CFPB leadership remains uncertain despite another Trump administration court victory

Adjust Comment Print

In response, the White House named Mulvaney as the replacement for Cordray. He also wrote that there was nothing in Dodd-Frank that barred the head of OMB from also serving as acting director of the CFPB.

English, who has been with the CFPB since its 2011 inception, subsequently lobbed a lawsuit and engaged in some public sparring with Mulvaney, a longtime critic of the bureau he now heads. The CFPB's previous Director, Richard Cordray, resigned effective at midnight on the day after Thanksgiving: Friday, November 24, 2017. But he had previously indicated English would appeal, saying that "I think everyone understands this court is not the final stop, this judge does not have the final word on what happens in this controversy".
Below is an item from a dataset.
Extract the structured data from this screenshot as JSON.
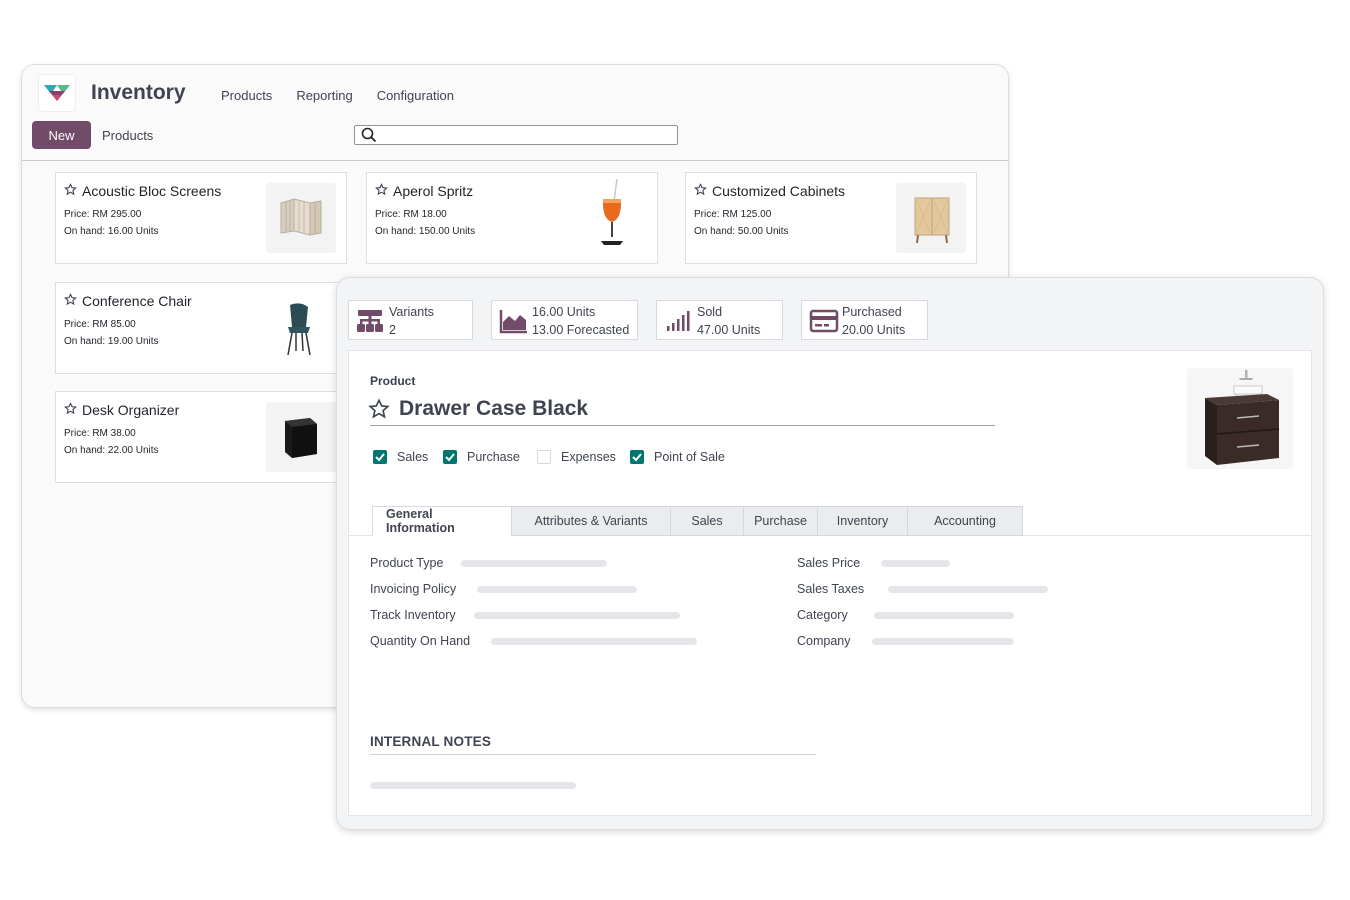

A federal court this week rejected English's argument, leading her to file a further challenge with the U.S. Court of Appeals for the District of Columbia Circuit.

English filed the suit in the U.S. District Court of DC on Sunday in order to block Mulvaney from taking over, an action directed by President Donald Trump, the Washington Post reports.

Chelsea Manning files to run for US Senate in Maryland
In July, she dissented Trump's choice to forbid transgender individuals from the military at a rally at the White House. In his statement, Obama said that Manning's sentence was "disproportionate" to those faced by other whistleblowers.


English's attorney, Deepak Gupta, promptly blasted Kelly's ruling and expressed concern over Mulvaney's intentions to drastically curtail the bureau's authority, noting his history of siding with big banks over consumers. English then filed the motion for a preliminary injunction to block Mulvaney's appointment, and Kelly heard arguments on December 22.

Trump has yet to name a permanent CFPB director, and Mulvaney has said he expects to be in the interim role for up to seven months. At the time even the CFPB's own general counsel said the law was on the President's side, but it was clear that a protracted legal battle lay ahead. He did not say if or when they would appeal. "Mr. Mulvaney's appointment undermines the Bureau's independence and threatens its mission to protect American consumers". "Granting English an injunction would not bring about more clarity; it would only serve to muddy the waters".

Department of Justice spokeswoman Lauren Ehrsam told Law360, "We are pleased the court vindicated the President's authority to appoint Mick Mulvaney as Acting Director of CFPB, finding that Ms".

"Because the court has determined that English is not likely to succeed on the merits, the balance of the equities would necessarily weigh against granting her an injunction", Kelly said in his opinion.

Comments